[Supplied information — start]

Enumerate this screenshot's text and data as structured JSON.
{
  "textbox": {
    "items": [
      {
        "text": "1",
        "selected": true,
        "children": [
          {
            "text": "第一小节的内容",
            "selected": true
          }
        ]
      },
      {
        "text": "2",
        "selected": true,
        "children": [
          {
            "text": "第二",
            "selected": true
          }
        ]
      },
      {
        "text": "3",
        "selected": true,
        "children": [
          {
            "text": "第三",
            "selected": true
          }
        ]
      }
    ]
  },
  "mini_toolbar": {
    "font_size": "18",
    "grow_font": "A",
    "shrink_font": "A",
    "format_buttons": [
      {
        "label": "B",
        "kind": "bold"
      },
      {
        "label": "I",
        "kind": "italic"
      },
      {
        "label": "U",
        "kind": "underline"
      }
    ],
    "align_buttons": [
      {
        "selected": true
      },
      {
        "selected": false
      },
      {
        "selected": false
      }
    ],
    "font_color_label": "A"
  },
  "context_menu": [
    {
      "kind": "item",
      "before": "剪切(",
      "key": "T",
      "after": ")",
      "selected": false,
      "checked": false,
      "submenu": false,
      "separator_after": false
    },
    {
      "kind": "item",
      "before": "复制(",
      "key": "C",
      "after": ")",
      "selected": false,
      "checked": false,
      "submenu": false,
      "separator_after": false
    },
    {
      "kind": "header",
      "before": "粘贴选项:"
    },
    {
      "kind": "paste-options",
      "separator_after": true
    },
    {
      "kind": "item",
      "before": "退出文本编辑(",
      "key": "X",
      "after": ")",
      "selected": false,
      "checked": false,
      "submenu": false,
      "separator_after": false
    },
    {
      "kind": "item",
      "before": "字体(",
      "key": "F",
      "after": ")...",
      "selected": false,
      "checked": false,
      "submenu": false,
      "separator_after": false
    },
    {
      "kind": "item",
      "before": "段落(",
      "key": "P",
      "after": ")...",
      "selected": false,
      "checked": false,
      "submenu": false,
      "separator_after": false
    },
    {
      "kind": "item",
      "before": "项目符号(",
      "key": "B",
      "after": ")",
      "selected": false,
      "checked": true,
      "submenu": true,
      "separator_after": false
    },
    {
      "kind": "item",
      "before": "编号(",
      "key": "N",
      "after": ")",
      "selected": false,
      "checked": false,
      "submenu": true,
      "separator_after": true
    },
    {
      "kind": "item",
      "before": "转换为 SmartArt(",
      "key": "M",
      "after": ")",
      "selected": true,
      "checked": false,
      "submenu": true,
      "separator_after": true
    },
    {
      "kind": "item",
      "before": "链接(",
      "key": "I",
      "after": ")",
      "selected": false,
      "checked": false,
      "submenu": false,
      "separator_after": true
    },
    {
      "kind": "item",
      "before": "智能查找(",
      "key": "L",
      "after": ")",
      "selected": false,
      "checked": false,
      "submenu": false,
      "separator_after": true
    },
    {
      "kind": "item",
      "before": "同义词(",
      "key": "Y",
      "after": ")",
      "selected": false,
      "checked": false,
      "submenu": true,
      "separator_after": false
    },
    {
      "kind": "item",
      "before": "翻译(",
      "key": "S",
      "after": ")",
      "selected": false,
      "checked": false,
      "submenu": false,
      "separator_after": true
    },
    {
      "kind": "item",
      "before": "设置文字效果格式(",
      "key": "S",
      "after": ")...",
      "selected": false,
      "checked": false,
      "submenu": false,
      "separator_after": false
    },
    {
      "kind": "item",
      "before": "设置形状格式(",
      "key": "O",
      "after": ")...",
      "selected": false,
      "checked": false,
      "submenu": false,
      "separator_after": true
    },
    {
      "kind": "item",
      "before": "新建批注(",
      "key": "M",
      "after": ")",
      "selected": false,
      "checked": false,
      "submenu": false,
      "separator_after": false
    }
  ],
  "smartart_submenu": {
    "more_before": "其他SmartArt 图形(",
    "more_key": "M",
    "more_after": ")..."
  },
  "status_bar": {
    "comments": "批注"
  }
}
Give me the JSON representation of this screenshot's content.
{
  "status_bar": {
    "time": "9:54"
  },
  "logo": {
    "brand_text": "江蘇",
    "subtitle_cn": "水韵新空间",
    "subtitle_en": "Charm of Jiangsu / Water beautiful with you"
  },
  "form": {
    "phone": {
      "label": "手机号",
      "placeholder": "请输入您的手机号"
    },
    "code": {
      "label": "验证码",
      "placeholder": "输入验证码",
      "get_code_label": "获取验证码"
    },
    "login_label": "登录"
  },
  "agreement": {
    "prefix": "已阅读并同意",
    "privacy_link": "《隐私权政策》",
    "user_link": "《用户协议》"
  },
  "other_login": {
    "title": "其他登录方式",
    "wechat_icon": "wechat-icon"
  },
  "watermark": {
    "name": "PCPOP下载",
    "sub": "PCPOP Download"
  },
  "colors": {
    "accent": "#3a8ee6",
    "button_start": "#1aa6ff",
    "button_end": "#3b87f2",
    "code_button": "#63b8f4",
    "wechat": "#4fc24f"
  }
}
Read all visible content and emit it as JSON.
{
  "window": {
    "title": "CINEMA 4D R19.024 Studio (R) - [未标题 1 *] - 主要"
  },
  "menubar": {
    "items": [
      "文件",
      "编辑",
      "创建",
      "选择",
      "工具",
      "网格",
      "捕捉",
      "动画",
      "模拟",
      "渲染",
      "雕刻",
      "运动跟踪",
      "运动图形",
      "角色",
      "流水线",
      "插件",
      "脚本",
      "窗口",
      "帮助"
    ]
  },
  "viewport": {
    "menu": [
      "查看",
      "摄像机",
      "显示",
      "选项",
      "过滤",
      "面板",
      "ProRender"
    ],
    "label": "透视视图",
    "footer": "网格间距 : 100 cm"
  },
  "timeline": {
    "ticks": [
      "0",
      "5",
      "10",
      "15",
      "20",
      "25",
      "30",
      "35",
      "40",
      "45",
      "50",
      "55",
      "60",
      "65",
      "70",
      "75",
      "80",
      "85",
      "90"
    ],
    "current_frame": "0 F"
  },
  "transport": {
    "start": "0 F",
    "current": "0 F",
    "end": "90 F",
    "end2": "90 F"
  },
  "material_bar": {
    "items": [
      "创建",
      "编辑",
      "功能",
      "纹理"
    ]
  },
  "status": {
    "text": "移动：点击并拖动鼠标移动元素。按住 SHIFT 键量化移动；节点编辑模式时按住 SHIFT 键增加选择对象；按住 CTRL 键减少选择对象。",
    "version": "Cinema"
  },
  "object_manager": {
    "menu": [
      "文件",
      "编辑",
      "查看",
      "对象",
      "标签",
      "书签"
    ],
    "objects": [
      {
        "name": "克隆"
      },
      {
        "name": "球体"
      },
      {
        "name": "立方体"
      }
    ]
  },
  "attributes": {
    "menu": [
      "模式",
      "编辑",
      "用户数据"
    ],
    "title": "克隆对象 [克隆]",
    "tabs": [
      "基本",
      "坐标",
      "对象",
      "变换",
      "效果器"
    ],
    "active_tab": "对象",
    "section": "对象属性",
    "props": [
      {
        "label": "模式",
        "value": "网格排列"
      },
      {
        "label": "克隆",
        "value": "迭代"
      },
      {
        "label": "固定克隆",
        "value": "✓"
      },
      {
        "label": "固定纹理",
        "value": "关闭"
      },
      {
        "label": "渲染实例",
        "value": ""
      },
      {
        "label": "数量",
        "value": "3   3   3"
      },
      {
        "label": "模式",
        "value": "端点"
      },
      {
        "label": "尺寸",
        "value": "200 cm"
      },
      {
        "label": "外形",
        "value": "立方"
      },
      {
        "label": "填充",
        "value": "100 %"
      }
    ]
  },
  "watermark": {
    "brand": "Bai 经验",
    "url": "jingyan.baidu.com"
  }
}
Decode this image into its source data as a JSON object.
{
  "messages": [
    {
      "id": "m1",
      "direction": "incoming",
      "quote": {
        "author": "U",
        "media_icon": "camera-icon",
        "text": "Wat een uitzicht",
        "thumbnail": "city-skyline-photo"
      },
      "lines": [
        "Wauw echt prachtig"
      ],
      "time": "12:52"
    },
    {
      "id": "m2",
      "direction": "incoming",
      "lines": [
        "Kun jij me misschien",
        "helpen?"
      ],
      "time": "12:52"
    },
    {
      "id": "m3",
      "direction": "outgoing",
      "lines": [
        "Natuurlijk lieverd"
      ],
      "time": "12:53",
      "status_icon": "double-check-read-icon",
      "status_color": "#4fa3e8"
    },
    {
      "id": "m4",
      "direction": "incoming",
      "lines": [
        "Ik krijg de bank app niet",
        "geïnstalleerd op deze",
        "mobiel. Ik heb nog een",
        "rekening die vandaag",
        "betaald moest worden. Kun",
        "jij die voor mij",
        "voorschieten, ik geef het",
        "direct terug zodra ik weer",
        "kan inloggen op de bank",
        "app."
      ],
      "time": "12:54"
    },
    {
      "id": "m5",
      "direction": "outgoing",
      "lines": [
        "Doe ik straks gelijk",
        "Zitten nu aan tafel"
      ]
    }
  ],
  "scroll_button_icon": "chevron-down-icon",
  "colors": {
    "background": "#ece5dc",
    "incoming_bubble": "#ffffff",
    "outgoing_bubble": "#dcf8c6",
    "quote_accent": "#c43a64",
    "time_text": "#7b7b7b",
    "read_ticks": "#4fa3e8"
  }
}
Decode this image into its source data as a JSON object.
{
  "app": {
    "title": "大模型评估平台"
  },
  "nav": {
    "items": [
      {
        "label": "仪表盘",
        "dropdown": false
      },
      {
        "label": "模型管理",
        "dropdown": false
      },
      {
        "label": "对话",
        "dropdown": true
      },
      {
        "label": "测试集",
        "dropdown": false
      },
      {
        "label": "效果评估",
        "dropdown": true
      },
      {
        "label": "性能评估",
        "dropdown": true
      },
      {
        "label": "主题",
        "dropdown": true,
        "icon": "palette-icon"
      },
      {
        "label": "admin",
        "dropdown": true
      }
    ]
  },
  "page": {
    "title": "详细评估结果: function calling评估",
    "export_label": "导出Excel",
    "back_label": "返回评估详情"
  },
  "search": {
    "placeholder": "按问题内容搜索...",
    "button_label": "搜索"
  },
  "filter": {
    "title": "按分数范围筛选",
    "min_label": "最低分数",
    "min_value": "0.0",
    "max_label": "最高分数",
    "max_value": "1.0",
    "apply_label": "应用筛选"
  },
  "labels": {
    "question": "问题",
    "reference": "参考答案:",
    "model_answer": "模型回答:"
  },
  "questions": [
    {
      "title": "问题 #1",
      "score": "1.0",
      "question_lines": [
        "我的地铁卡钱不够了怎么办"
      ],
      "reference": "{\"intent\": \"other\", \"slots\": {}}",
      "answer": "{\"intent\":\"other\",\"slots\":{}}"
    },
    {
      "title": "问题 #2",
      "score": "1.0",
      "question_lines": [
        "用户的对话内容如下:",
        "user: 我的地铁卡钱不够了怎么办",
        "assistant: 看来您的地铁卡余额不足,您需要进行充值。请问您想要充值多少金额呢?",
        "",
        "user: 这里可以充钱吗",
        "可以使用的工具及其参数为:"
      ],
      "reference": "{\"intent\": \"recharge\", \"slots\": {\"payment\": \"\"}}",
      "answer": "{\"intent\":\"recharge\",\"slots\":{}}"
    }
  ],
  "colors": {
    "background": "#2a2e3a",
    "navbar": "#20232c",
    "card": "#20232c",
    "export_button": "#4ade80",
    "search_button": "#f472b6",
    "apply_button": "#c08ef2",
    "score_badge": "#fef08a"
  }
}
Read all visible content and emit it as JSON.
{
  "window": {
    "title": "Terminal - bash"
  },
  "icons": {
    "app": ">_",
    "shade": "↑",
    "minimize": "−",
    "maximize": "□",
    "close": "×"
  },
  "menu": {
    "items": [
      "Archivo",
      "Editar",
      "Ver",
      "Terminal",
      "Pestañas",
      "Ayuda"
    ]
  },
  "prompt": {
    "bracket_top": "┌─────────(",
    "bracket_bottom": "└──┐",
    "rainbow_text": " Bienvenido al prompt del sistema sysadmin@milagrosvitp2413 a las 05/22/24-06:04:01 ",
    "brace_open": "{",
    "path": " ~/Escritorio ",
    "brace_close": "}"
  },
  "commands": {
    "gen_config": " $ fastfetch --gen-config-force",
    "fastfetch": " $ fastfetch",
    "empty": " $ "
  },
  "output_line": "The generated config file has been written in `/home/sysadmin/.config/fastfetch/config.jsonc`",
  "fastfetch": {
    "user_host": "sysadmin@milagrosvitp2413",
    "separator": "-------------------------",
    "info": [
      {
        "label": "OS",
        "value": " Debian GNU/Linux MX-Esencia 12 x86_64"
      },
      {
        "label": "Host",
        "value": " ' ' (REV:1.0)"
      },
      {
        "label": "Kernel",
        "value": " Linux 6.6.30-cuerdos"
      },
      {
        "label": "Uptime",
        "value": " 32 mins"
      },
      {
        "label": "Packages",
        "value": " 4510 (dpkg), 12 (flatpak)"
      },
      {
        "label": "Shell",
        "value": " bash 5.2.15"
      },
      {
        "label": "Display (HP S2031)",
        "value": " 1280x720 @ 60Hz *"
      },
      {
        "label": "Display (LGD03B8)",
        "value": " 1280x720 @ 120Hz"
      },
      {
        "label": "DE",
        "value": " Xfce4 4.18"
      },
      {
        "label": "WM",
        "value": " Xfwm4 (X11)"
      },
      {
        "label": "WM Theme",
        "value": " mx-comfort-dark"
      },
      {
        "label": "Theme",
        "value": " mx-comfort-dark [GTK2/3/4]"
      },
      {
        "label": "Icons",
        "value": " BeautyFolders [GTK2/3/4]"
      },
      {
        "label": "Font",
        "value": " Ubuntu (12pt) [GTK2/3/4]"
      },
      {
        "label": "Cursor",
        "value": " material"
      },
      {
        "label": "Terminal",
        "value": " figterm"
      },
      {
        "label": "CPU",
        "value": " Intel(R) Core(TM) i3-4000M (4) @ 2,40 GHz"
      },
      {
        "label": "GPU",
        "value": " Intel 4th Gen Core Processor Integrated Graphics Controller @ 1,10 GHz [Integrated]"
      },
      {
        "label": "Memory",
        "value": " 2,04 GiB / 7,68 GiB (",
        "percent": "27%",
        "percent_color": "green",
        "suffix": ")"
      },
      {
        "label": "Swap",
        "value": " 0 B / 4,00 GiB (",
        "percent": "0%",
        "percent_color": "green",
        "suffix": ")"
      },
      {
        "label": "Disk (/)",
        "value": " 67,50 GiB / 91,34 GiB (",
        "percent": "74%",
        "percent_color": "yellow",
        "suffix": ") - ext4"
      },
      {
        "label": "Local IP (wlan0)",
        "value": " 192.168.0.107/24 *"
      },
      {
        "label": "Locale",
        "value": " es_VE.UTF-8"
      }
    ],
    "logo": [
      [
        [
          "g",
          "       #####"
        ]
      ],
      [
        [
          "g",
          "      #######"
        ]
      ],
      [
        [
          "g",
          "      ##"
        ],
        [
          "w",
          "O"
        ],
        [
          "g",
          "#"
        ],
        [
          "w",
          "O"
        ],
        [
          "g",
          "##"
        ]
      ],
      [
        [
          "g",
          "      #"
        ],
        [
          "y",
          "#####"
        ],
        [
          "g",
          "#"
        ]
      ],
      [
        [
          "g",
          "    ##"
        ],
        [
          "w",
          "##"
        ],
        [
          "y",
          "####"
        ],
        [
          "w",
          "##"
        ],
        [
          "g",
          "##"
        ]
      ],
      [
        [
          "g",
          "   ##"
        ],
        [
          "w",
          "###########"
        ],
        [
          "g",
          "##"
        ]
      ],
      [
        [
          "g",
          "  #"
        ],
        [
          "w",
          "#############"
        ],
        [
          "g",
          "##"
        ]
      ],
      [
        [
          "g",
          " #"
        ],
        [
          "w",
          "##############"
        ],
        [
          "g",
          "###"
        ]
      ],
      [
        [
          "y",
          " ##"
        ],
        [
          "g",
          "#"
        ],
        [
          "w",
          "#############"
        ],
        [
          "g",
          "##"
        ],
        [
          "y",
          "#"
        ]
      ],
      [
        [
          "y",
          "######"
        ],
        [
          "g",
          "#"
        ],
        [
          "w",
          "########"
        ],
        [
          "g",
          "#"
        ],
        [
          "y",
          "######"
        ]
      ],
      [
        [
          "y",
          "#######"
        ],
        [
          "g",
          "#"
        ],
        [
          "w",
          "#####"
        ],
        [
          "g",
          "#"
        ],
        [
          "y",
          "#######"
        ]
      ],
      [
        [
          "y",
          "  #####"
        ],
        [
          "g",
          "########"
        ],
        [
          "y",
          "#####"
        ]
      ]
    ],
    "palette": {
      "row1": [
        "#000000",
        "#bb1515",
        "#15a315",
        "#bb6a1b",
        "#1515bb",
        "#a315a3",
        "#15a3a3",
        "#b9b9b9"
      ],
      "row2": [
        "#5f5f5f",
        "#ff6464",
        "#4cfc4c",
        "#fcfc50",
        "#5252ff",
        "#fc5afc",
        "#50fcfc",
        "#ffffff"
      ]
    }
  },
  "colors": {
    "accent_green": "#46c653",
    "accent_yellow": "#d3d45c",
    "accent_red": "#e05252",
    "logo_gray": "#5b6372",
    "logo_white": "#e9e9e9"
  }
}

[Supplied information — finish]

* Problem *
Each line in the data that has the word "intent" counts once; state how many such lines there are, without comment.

* Expected output *
4